What is needed: Return only what runs from the line containing "Enumerate this screenshot's" through the last line of the entries below, exactly, omitting pictures.

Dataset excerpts
----

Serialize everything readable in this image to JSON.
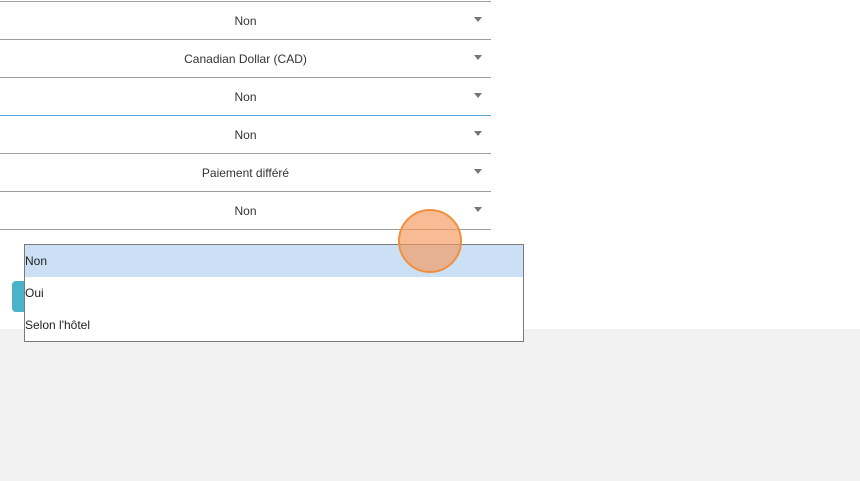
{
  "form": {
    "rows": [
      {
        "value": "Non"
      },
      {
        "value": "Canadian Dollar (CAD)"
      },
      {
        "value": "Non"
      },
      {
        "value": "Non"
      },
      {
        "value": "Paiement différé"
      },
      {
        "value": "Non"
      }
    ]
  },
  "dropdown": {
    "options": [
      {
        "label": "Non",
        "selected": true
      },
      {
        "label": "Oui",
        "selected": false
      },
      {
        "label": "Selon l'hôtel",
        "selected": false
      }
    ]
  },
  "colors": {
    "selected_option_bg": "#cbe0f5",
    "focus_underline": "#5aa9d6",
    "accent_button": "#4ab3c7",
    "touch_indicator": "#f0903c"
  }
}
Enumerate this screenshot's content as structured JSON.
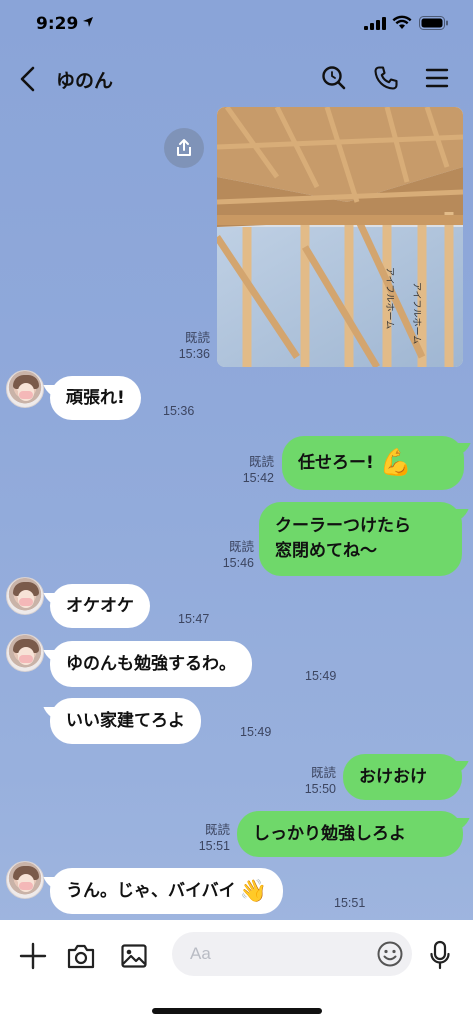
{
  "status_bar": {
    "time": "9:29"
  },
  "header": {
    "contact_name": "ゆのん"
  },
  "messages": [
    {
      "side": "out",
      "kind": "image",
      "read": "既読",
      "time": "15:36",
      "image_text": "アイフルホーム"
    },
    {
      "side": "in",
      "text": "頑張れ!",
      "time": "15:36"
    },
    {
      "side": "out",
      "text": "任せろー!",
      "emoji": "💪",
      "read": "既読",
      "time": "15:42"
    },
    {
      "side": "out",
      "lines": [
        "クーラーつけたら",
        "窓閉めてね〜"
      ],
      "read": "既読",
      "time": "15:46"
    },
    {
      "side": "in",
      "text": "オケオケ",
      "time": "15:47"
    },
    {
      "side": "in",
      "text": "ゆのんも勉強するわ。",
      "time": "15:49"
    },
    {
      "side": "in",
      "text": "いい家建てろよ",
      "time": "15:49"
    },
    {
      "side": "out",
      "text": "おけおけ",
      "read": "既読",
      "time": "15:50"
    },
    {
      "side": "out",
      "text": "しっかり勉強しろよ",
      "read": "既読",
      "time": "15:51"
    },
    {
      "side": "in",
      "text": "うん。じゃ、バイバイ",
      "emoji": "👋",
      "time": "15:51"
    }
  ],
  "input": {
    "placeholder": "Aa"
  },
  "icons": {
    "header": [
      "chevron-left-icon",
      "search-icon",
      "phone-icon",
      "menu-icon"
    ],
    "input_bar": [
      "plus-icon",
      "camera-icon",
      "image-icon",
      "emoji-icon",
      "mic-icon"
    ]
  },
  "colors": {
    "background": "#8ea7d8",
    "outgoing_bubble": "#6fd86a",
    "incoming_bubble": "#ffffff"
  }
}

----

Expected answer:
Enumerate this screenshot's content as structured JSON.
{
  "status_bar": {
    "time": "9:29"
  },
  "header": {
    "contact_name": "ゆのん"
  },
  "messages": [
    {
      "side": "out",
      "kind": "image",
      "read": "既読",
      "time": "15:36",
      "image_text": "アイフルホーム"
    },
    {
      "side": "in",
      "text": "頑張れ!",
      "time": "15:36"
    },
    {
      "side": "out",
      "text": "任せろー!",
      "emoji": "💪",
      "read": "既読",
      "time": "15:42"
    },
    {
      "side": "out",
      "lines": [
        "クーラーつけたら",
        "窓閉めてね〜"
      ],
      "read": "既読",
      "time": "15:46"
    },
    {
      "side": "in",
      "text": "オケオケ",
      "time": "15:47"
    },
    {
      "side": "in",
      "text": "ゆのんも勉強するわ。",
      "time": "15:49"
    },
    {
      "side": "in",
      "text": "いい家建てろよ",
      "time": "15:49"
    },
    {
      "side": "out",
      "text": "おけおけ",
      "read": "既読",
      "time": "15:50"
    },
    {
      "side": "out",
      "text": "しっかり勉強しろよ",
      "read": "既読",
      "time": "15:51"
    },
    {
      "side": "in",
      "text": "うん。じゃ、バイバイ",
      "emoji": "👋",
      "time": "15:51"
    }
  ],
  "input": {
    "placeholder": "Aa"
  },
  "icons": {
    "header": [
      "chevron-left-icon",
      "search-icon",
      "phone-icon",
      "menu-icon"
    ],
    "input_bar": [
      "plus-icon",
      "camera-icon",
      "image-icon",
      "emoji-icon",
      "mic-icon"
    ]
  },
  "colors": {
    "background": "#8ea7d8",
    "outgoing_bubble": "#6fd86a",
    "incoming_bubble": "#ffffff"
  }
}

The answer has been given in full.